Until We Meet Again...
March 21, 2016
Nearly a decade ago, we started Experience Project with a mission of harnessing social media to bring empathy and understanding to all, through the power of anonymously shared human experience. Since then, tens of millions of experiences have been shared by hundreds of millions of people. Users have gotten married, saved each other's lives, and entertained and comforted each other late into the night. Every single day, we've been privileged to see community members find connection to ideas, feelings, and people that changed their lives.
However, many important things have changed since 2006 that risk both our ideals and our ability to deliver on them. So, it is with heavy hearts that we have decided to pause this chapter in Experience Project history and regroup for the future, rather than risk our beliefs, and more importantly, our users' trust. We've struggled mightily with this decision for a long time, and pursued every reasonable alternative, but we are confident that it is the right thing to do at this time. If you'd like to understand more detail about this decision, please read more here.
We created EP to provide a safe, private place online to share the experiences that mattered most, and to deliver it fairly and reliably to every user, however and wherever they were comfortable. Doing good for the world was not a side effect, it was the goal.
Over the last decade, while social media has evolved from Blogger to Snapchat, and become increasingly focused on pictures, short text, and individual popularity, EP remained focused on anonymous, long-form text stories from everyday people who were recognized for their experiences above all else. From day one, privacy of our users has been paramount, and we have never allowed names, phone numbers, or addresses. This approach bucked every trend, and challenged our ability to build an advertising-based business, but we passionately believe it provided the foundation for some of the most meaningful relationships imaginable. And you are proof that we were right! But there is no denying that the way people expect to use social media today is markedly different than it once was, and as the primary use has moved from web to mobile, our hallmark attributes like long-form stories are not aligned.
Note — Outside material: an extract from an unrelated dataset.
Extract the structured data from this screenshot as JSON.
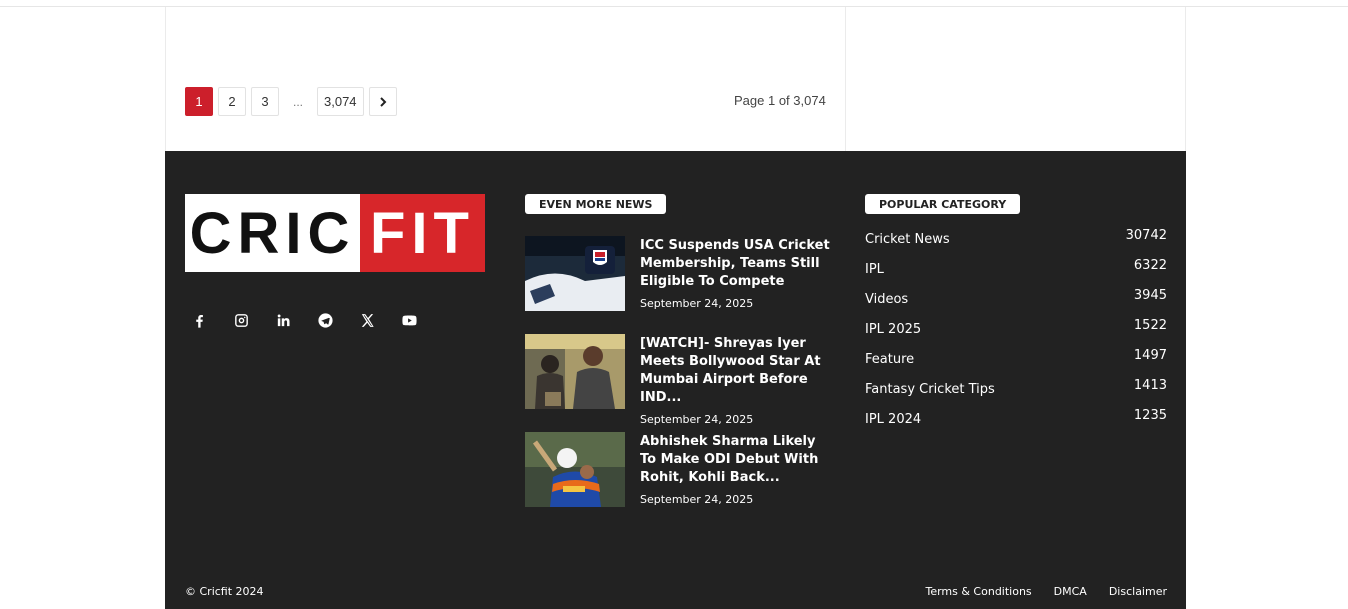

But, there are deeper, and more troubling trends than formats. Online anonymity, a core part of EP, is being challenged like never before. Governments and their agencies are aggressively attacking the foundations of internet privacy with a deluge of information requests, subpoenas, and warrants. We, of course, always support proper law enforcement efforts, but the well-documented potential for even abuse, even if unintentional, is enormous, and growing.
At the same time, scores of new laws require compliance with intricate, sometimes contradictory, data privacy regulations for each country, territory, and even state. For example, today there are nearly 30 different agencies that can decide whether sending data, for example, a private message from your inbox, between Europe and the US is "proper."
Finally, the sophistication of "bad apples," as few as they thankfully are, has increased dramatically. They are better able to cover their tracks and evade user bans by using mobile and encryption networks, and they use information to exploit the trust of others through social engineering. These advances, of course, relate to the first point about increasing government information gathering, in an ever escalating game of cat and mouse.
None of these are insurmountable problems, but they require immense resources to address reliably, effectively, and safely at scale. Those are outside the reach of all but a tiny handful of massive companies like Facebook and Google.
So it is with these themes in mind that we have come to the conclusion that it is better to freeze what we have today, instead of letting it erode, and affect our ability to deliver value, safety, and to respect our users' trust and expectations.
What does this all mean? On April 21, 2016, we are pressing "pause" on the site, and will no longer be supporting future posts, messages, or new registrations. We have built tools that will enable you to export your contributions , or delete your account , and will leave those tools up for the foreseeable future. As it should be, what you want to do with your content is up to you. Most stories on EP are timeless, and if you leave yours up, they will undoubtedly help countless others. Over time, we hope to determine how to better realize our mission in the future.
Experience Project is a very big idea that you have made a reality. The need for it -- for empathy, for comfort, for making sure no one ever feels alone -- is as critical as ever. Thank you for being part of this journey with us, and we hope that we can say "welcome home" again in the future.
With love and appreciation,
Your Experience Project Team
Your Experience Project Team
Important Next Steps
How do I export my content so that I can save it?
How do I delete my account and/or posts?
Will I still be able to use the MeToo app?
No. We will be removing the log-in abilities from the site and the apps on April 21st at 4:00 pm Pacific Daylight Time.
Can I still browse the site?
Yes, you can still browse through publically available content on the site. To do so, make sure that you're logged out.
What about my past supporter/chat payments?
Your monthly payment subscriptions have already been cancelled and you will not be charged in the future. Any accounts that currently have a gold supporter star will still be able to keep the feature until the log-in abilities are halted on April 21st, or the user deletes his or her account.
Will Experience Project return in the future?
I have more questions
Thank you for supporting us in this journey. Though we will not have staff available to answer questions and assist with account issues in the future, urgent issues can be sent to firstname.lastname@example.org